__EXERCISE AIM__: Only the pictures are to be omitted; every entry beneath should otherwise be duplicated exactly.

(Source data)
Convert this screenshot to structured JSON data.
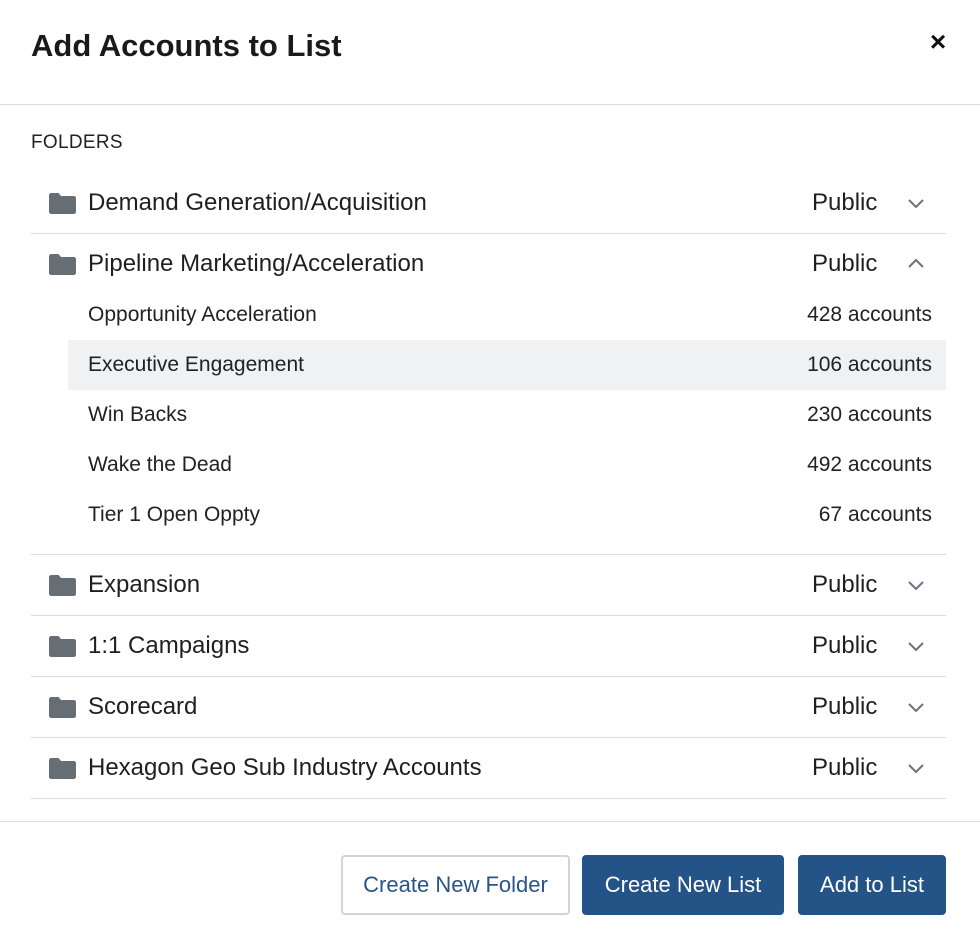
{
  "dialog": {
    "title": "Add Accounts to List",
    "close_label": "×"
  },
  "folders_label": "FOLDERS",
  "folders": [
    {
      "name": "Demand Generation/Acquisition",
      "visibility": "Public",
      "expanded": false,
      "icon": "folder-icon"
    },
    {
      "name": "Pipeline Marketing/Acceleration",
      "visibility": "Public",
      "expanded": true,
      "icon": "folder-icon",
      "lists": [
        {
          "name": "Opportunity Acceleration",
          "count": "428 accounts",
          "selected": false
        },
        {
          "name": "Executive Engagement",
          "count": "106 accounts",
          "selected": true
        },
        {
          "name": "Win Backs",
          "count": "230 accounts",
          "selected": false
        },
        {
          "name": "Wake the Dead",
          "count": "492 accounts",
          "selected": false
        },
        {
          "name": "Tier 1 Open Oppty",
          "count": "67 accounts",
          "selected": false
        }
      ]
    },
    {
      "name": "Expansion",
      "visibility": "Public",
      "expanded": false,
      "icon": "folder-icon"
    },
    {
      "name": "1:1 Campaigns",
      "visibility": "Public",
      "expanded": false,
      "icon": "folder-icon"
    },
    {
      "name": "Scorecard",
      "visibility": "Public",
      "expanded": false,
      "icon": "folder-icon"
    },
    {
      "name": "Hexagon Geo Sub Industry Accounts",
      "visibility": "Public",
      "expanded": false,
      "icon": "folder-icon"
    }
  ],
  "footer": {
    "create_folder_label": "Create New Folder",
    "create_list_label": "Create New List",
    "add_label": "Add to List"
  },
  "colors": {
    "primary": "#245487",
    "folder_icon": "#666d75",
    "chevron": "#6b7280",
    "selected_row": "#f0f1f3",
    "divider": "#dcdcdc"
  }
}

__YOUR SOLUTION__:
Convert this screenshot to structured JSON data.
{
  "dialog": {
    "title": "Add Accounts to List",
    "close_label": "×"
  },
  "folders_label": "FOLDERS",
  "folders": [
    {
      "name": "Demand Generation/Acquisition",
      "visibility": "Public",
      "expanded": false,
      "icon": "folder-icon"
    },
    {
      "name": "Pipeline Marketing/Acceleration",
      "visibility": "Public",
      "expanded": true,
      "icon": "folder-icon",
      "lists": [
        {
          "name": "Opportunity Acceleration",
          "count": "428 accounts",
          "selected": false
        },
        {
          "name": "Executive Engagement",
          "count": "106 accounts",
          "selected": true
        },
        {
          "name": "Win Backs",
          "count": "230 accounts",
          "selected": false
        },
        {
          "name": "Wake the Dead",
          "count": "492 accounts",
          "selected": false
        },
        {
          "name": "Tier 1 Open Oppty",
          "count": "67 accounts",
          "selected": false
        }
      ]
    },
    {
      "name": "Expansion",
      "visibility": "Public",
      "expanded": false,
      "icon": "folder-icon"
    },
    {
      "name": "1:1 Campaigns",
      "visibility": "Public",
      "expanded": false,
      "icon": "folder-icon"
    },
    {
      "name": "Scorecard",
      "visibility": "Public",
      "expanded": false,
      "icon": "folder-icon"
    },
    {
      "name": "Hexagon Geo Sub Industry Accounts",
      "visibility": "Public",
      "expanded": false,
      "icon": "folder-icon"
    }
  ],
  "footer": {
    "create_folder_label": "Create New Folder",
    "create_list_label": "Create New List",
    "add_label": "Add to List"
  },
  "colors": {
    "primary": "#245487",
    "folder_icon": "#666d75",
    "chevron": "#6b7280",
    "selected_row": "#f0f1f3",
    "divider": "#dcdcdc"
  }
}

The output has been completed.